‘Covid is a hoax! The vaccine alters your DNA!’ In Michael Ho’s Echoes from the Void (2022) a figure stands alone in a forest at twilight. Words cascade from his mouth through the dripping trees towards the dark jagged entrance of a cave. Accompanied by metallic chimes, the reverberations echo hauntingly, nonsensically, through the underground recesses. In the moonlight a stream of bright white pearls trickles down the rocks like strange alien spawn.
Ho’s video is one of the works on display in ‘Hollow Earth: Art, Caves and the Subterranean Imaginary’, a powerful and thought-provoking new exhibition at Nottingham Contemporary. Ho’s cave is simultaneously ancient – a place of memory and myth, reality and illusion – and an analogue for the echo chambers of contemporary social media filled with distortion, rumour and disinformation including Sinophobic conspiracy theories. Elsewhere in the exhibition of 150 works, caves appear as wombs, graves, canvases for art, religious sites, domestic spaces, storage facilities, the domain of gods and monsters, places both of refuge and danger.
Nottingham is itself a city of caves and the exhibition takes inspiration from this. Beneath the streets lies a network of more than 800 spaces hand-carved out of the sandstone rock in a process that has been going on since at least the 9th century. Older caves are found a little further north at Cresswell crags, naturally occurring limestone cavities visited by humans since at least the Paleolithic. As a species we have always sought out the underlands, the hollow places.
The oldest dated piece on display is a page from Athanasius Kircher’s work of natural history Mundus Subterraneus (1665), an illustration of his belief that the interior of the Earth was criss-crossed with interconnecting channels of fire. The newest pieces include Emma McCormick-Goodhart’s Exuviae (2022), a ‘scent climate’ evoking the smell of the Lascaux cave complex in France around 17,000 years ago when the famous paintings of aurochs, horses and deers were being inscribed on its walls (represented by base notes of wet clay and moonmilks, apparently). There are works from, among others, Joseph Wright of Derby, René Magritte and Robert Smithson, and selections of historical documents, drawings and figurines from Nottingham’s city archives.
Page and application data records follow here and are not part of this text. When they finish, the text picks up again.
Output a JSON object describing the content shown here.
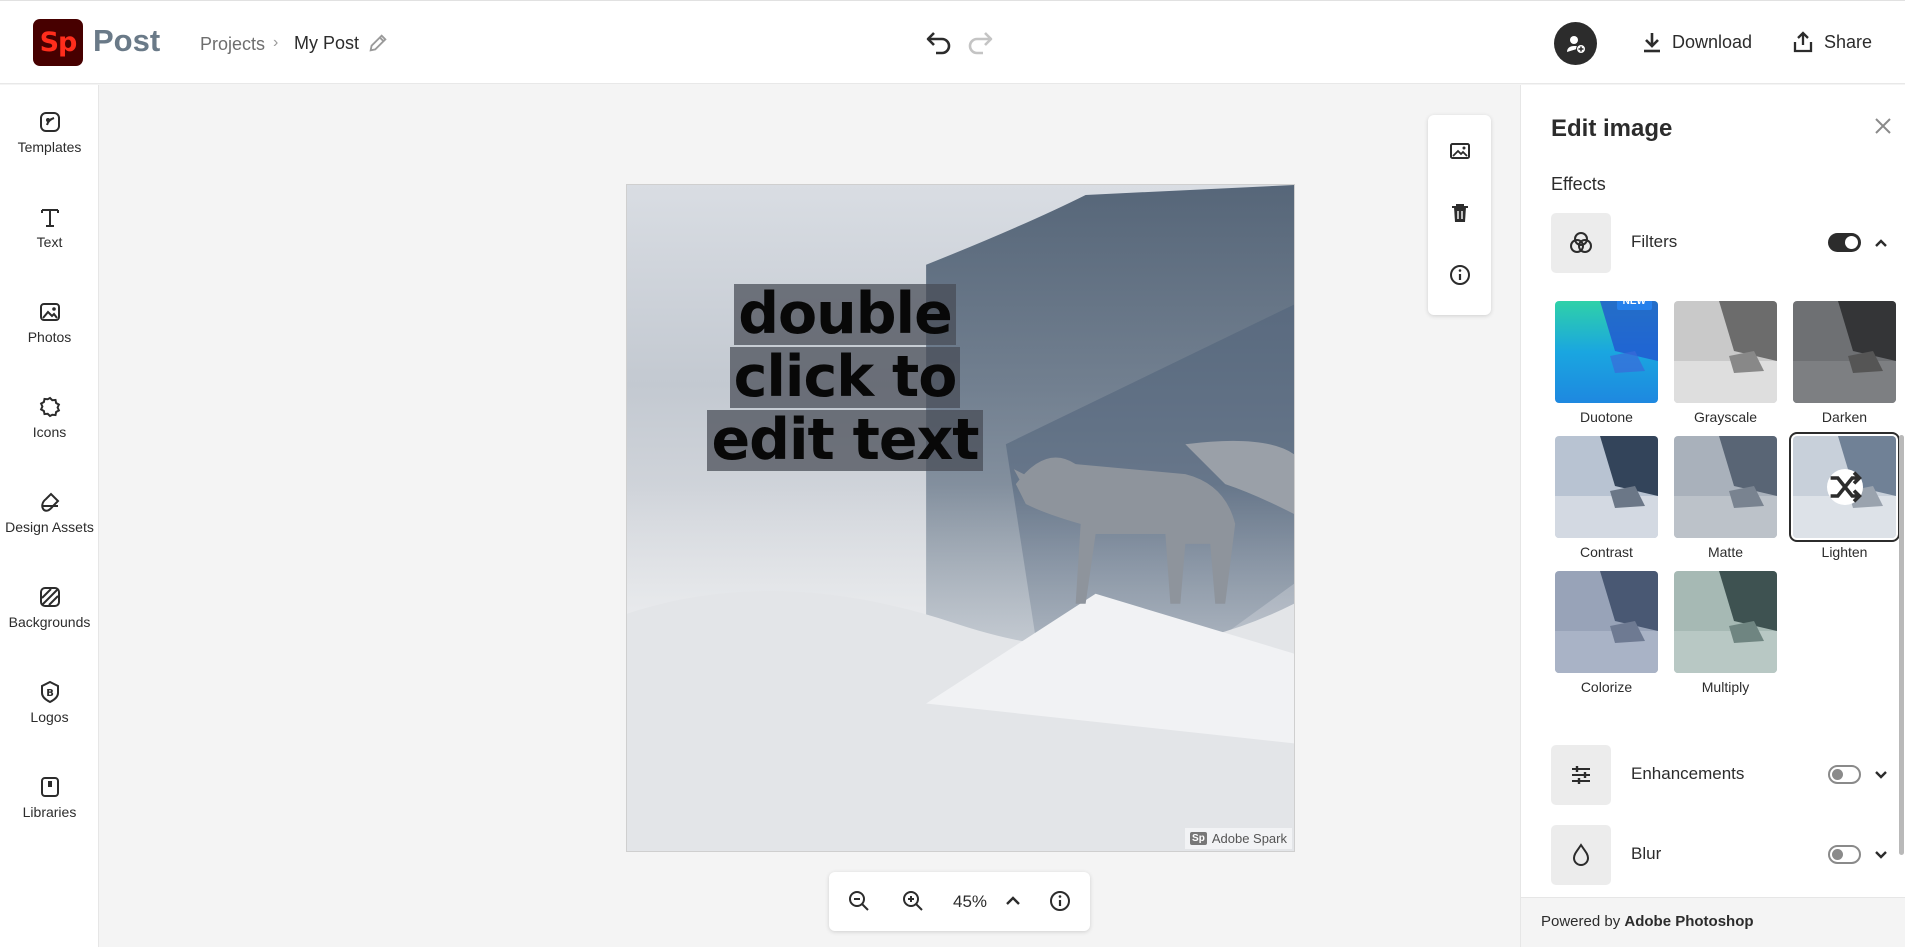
{
  "header": {
    "logo_text": "Sp",
    "app_name": "Post",
    "breadcrumb_projects": "Projects",
    "breadcrumb_separator": "›",
    "document_title": "My Post",
    "download_label": "Download",
    "share_label": "Share"
  },
  "sidebar": {
    "items": [
      {
        "label": "Templates",
        "icon": "templates-icon"
      },
      {
        "label": "Text",
        "icon": "text-icon"
      },
      {
        "label": "Photos",
        "icon": "photos-icon"
      },
      {
        "label": "Icons",
        "icon": "icons-icon"
      },
      {
        "label": "Design Assets",
        "icon": "design-assets-icon"
      },
      {
        "label": "Backgrounds",
        "icon": "backgrounds-icon"
      },
      {
        "label": "Logos",
        "icon": "logos-icon"
      },
      {
        "label": "Libraries",
        "icon": "libraries-icon"
      }
    ]
  },
  "canvas": {
    "text_lines": [
      "double",
      "click to",
      "edit text"
    ],
    "watermark_logo": "Sp",
    "watermark_text": "Adobe Spark"
  },
  "zoom": {
    "level": "45%"
  },
  "panel": {
    "title": "Edit image",
    "section_label": "Effects",
    "filters": {
      "label": "Filters",
      "enabled": true,
      "expanded": true,
      "items": [
        {
          "label": "Duotone",
          "badge": "NEW"
        },
        {
          "label": "Grayscale"
        },
        {
          "label": "Darken"
        },
        {
          "label": "Contrast"
        },
        {
          "label": "Matte"
        },
        {
          "label": "Lighten",
          "selected": true
        },
        {
          "label": "Colorize"
        },
        {
          "label": "Multiply"
        }
      ]
    },
    "enhancements": {
      "label": "Enhancements",
      "enabled": false
    },
    "blur": {
      "label": "Blur",
      "enabled": false
    },
    "powered_prefix": "Powered by",
    "powered_brand": "Adobe Photoshop"
  },
  "colors": {
    "logo_bg": "#470000",
    "logo_fg": "#ff2d1c",
    "accent_badge": "#2680eb",
    "ink": "#2c2c2c"
  }
}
In a section of titled ‘The City’, colour photographs by The Center for Land Use Interpretation show underground American business parks housed in former limestone mines; strip lighting and cheerfully bland corporate signage are set against the ancient rocks, the numinous quality of the cave coming up against modern commercial America. Elsewhere we encounter doomsday bunkers, data farms and storage sites. Caves sheltered our ancestors and now we turn to them again for survival. Frank Heath’s quietly funny On the Beach, Episode 3 (2015) shows footage of the Svalbard Global Seed Vault – with its duplicates of seed varieties intended to safeguard the world’s food plants in the event of a global crisis – and overlays this with a telephone conversation in which a caller, put through to customer services, recounts an apocalyptic vision experienced in a grocery store. ‘I suggest maybe a therapist or a psychiatrist or something…’ the store representative says a little helplessly. ‘It’s not something that a grocer can break down for you.’
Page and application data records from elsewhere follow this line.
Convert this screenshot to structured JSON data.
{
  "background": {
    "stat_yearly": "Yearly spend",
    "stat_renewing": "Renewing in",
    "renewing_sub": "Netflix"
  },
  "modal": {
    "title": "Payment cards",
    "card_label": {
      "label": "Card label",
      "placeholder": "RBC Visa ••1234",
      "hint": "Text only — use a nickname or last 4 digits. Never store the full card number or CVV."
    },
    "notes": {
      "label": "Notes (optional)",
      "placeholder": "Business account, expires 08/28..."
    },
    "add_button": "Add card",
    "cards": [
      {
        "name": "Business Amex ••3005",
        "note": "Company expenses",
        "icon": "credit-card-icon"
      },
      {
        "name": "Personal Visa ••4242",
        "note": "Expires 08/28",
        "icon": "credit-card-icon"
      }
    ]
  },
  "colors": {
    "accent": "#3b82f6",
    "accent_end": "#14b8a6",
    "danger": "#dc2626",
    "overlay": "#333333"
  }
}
Caves bring us closer not just to human but to Earth history – to the deep time of rock and stone. When we travel underground we travel back in time; the farther we go, the older (usually) the rocks. A deep or geological timescale asks us to consider time that stretches backwards and forwards far beyond the temporal range of our species, and to be aware of geological processes operating at rates that appear unfeasibly slow in the context of a single human lifetime. In a limestone cave, for example, a stalagmite typically might add a mere centimetre of stone over a century. Such concepts resonate with the work of Ilana Halperin whose Rock Cycle (2021) appears in the exhibition’s final room. Arranged on the gallery floor are a selection of small pastel-coloured objects. Things ridged and curved, glinting in the spotlight as though coated in icing sugar. These turn out to be old tiles and bricks once made on the Isle of Bute and sent by Halperin to the Fontaines Pétrifiantes de Saint Nectaire. Here, subterranean streams deliver a rapid accretion of tufa, a form of limestone, in a process similar to the formation of stalagmites.
This is the cave as cradle for what Halperin describes as a hybrid geology. A geological process on a human timescale. A new way of being in the world.
‘Hollow Earth: Art, Caves & The Subterranean Imaginary’ is at Nottingham Contemporary until 22 January 2023.
‘She changed how we encounter sculpture’ – remembering Phyllida Barlow (1944–2023)